Epithelial Adhesion


Epithelial adhesion disorders (EAD), also known as epidermolysis bullosa (EB), are a group of heritable skin diseases, which are typified by chronic fragility and blistering of the skin and mucous membranes. The blisters and erosions are mostly induced by minimal trauma or, sometimes, occur spontaneously. The disorders are caused by mutations in genes, encoding for proteins involved in maintaining the integrity and stability of epithelial tissues.

These diseases have a high personal, medical and socio-economic impact on the affected individuals and their families. Complications may occur since many organs can be secondarily affected, necessitating daily skin and wound care, protective measures, and other medical treatments throughout their lives. Currently, no specific cure is available for EAD.

Symptoms / Signs 

The skin on the hands and feet, as well as other parts of the body, mucous membranes, and digestive tract, are prone to blistering due to reduced adhesion between the skin layers (epidermis and dermis), making the skin vulnerable to even slight mechanical stress. The blisters can contain clear fluid (serum) or blood. The involvement of deeper layers of skin may cause scarring and deformities during the healing process, which can lead to contractures in the hands and feet.

Symptoms of EAD vary widely, depending on the subtype, ranging from minimal skin fragility to very severe symptoms with general complications and involvemnt of internal organs (e.g. esophagus, lungs, gastrointestinal tracts). Nails, hair, and teeth may also be affected in some forms of EAD. 


The various types of EAD are attributed to genetic mutations in the genes coding for protein components of the dermal-epidermal junction zone. This results in skin cells producing either dysfunctional or no proteins at all. Due to the lack of the protein or its impaired functionality, the skin's ability to withstand mechanical stress and shearing forces is reduced.

Main groups

The main groups of EAD are:

Epidermolysis bullosa simplex (EBS). This is in general a mild form. Blister formation usually occurs more during childhood than in adulthood, and the healing of the blisters occurs without scarring or skin atrophy.

Junctional epidermolysis bullosa (JEB). Very different forms of JEB exist, both mild and moderate forms, but also early lethal forms of JEB. Healing without scarring is usually observed; however, skin atrophy, nail dystrophy and hair involvement often develop.

Dystrophic epidermolysis bullosa (DEB). DEB can either take a mild or a more severe form. Healing with scars is usual, because the deeper layers of the skin and mucous membranes are affected by blistering. In severe cases, bad scarring can cause mutilation and contractures of the hands and feet.

Kindler syndrome (KS). KS is a rare EAD subtype, which shows a changing picture with age.
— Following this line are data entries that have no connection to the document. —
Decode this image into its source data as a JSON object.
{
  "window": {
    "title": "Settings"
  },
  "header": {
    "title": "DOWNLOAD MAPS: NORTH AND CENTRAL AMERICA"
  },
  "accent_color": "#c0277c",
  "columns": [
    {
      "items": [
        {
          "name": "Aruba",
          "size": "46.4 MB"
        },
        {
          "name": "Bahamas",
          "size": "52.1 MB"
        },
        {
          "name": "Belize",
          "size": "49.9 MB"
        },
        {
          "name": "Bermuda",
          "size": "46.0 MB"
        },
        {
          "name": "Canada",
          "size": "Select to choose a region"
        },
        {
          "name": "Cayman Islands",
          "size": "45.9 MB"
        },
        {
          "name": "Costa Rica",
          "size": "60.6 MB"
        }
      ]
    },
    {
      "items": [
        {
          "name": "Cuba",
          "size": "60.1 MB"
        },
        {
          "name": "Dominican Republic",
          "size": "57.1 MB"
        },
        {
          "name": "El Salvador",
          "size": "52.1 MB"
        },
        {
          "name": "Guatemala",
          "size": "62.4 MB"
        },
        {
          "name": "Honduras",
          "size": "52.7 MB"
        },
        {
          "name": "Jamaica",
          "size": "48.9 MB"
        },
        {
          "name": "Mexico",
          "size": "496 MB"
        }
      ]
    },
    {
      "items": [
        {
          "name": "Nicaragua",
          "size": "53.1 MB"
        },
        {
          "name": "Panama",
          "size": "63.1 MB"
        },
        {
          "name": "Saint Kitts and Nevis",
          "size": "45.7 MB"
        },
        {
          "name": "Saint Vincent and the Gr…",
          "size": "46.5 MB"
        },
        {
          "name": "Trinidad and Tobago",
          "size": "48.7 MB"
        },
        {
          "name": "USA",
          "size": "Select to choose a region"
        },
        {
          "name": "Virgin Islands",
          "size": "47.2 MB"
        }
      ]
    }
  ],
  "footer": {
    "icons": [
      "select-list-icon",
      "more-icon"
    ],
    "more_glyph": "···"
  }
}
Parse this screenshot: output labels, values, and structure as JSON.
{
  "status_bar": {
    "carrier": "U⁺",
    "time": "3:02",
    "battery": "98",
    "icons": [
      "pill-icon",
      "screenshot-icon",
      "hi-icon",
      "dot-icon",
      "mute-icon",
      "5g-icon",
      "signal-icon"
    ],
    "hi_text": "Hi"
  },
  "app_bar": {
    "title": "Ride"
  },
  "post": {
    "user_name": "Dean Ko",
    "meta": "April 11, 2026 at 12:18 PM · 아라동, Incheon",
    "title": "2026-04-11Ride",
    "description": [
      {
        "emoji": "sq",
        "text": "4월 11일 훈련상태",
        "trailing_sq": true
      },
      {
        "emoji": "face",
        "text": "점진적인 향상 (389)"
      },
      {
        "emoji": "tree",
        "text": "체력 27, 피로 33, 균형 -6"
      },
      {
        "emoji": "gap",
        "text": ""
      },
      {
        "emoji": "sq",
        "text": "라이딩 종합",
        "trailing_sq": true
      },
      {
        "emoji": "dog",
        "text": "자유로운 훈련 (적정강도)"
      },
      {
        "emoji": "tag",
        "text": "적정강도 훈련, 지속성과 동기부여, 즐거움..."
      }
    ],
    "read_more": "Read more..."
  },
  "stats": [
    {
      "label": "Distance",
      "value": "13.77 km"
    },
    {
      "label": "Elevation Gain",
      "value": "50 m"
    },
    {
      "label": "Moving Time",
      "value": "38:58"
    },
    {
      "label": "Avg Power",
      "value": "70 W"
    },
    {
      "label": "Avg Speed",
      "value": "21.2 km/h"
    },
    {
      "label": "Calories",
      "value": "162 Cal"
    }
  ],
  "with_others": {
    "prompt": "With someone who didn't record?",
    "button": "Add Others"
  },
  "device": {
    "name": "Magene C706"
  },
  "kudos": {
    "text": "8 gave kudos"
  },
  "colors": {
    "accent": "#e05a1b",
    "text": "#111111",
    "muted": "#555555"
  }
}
In early childhood, the symptoms include skin blistering and sensitivity to sun light. These improve with age, but variations of skin pigmentation and atrophy (thin skin) develop. Sometimes, thickened skin of palms and soles, and inflammation and mild scarring of mucous membranes are observed.


External observation is not sufficient to determine the level of skin blistering in EAD. Thus, a skin biopsy is necessary to microscopically identify the specific EAD subtype. However, to obtain a definitive, accurate diagnosis, a genetic mutation analysis must be performed, which requires a blood sample.

Disease type/subtype

Epidermolysis bullosa dystrophic, dominant, bullous dermolysis of the newborn

Epidermolysis bullosa dystrophic, dominant, generalized

Epidermolysis bullosa dystrophic, dominant, nails only

Epidermolysis bullosa dystrophic, dominant, pretibial

Epidermolysis bullosa dystrophic, dominant, pruriginosa

Epidermolysis bullosa recessive dystrophic, severe 

Epidermolysis bullosa recessive dystrophic, intermediate

Epidermolysis bullosa recessive dystrophic, bullous dermolysis of newborn

Epidermolysis bullosa recessive dystrophic, centripetalis

Epidermolysis bullosa recessive dystrophic, inversa

Epidermolysis bullosa recessive dystrophic, pretibial

Epidermolysis bullosa recessive dystrophic, pruriginosa

Epidermolysis bullosa junctional, severe

Epidermolysis bullosa junctional, intermediate

Epidermolysis bullosa junctional, with pyloric atresia

Epidermolysis bullosa junctional, other

Epidermolysis bullosa simplex, autosomal recessive

Epidermolysis bullosa simplex, severe (formerly: EBS Dowling-Meara)

Epidermolysis bullosa simplex, intermediate

Epidermolysis bullosa simplex, localized

Epidermolysis bullosa simplex, migratory circinate

Epidermolysis bullosa simplex, with mottled pigmentation

Epidermolysis bullosa simplex, with muscular dystrophy

Epidermolysis bullosa simplex, with cardiomyopathy

Epidermolysis bullosa simplex, with exopilin 5 deficiency

Epidermolysis bullosa simplex, with pyloric atresia

Epidermolysis bullosa simplex, localized with nephropathy

Epidermolysis bullosa simplex, with BP230 deficiency

Kindler syndrome